[Records excerpted from a collection]
----------

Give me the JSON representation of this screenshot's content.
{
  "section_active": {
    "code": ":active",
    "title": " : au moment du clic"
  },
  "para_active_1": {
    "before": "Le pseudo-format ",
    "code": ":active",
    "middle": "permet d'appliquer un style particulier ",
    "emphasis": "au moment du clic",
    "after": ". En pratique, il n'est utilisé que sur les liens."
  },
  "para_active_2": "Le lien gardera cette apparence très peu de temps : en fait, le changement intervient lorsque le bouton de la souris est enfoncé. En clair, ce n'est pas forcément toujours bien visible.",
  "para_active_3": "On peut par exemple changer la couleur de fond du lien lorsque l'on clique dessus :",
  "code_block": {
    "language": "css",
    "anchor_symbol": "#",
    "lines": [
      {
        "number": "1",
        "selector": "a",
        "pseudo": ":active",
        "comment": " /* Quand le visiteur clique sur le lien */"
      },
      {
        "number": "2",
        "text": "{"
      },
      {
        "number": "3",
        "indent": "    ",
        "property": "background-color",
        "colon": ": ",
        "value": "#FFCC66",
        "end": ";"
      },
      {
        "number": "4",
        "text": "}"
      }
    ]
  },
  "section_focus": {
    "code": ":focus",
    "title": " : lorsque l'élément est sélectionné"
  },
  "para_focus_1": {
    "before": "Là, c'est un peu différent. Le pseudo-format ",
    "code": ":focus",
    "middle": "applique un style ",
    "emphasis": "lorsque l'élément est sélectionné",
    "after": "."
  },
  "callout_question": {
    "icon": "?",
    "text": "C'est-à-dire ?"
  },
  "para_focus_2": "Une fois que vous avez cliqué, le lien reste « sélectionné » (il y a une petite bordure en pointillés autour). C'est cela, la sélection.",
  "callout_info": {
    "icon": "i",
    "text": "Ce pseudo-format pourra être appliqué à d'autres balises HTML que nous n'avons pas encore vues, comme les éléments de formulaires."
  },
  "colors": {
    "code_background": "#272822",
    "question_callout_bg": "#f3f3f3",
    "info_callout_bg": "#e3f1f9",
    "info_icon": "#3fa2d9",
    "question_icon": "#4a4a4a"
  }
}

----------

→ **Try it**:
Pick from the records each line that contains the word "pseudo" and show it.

→ **Final answer**:
    "before": "Le pseudo-format ",
        "pseudo": ":active",
    "before": "Là, c'est un peu différent. Le pseudo-format ",
    "text": "Ce pseudo-format pourra être appliqué à d'autres balises HTML que nous n'avons pas encore vues, comme les éléments de formulaires."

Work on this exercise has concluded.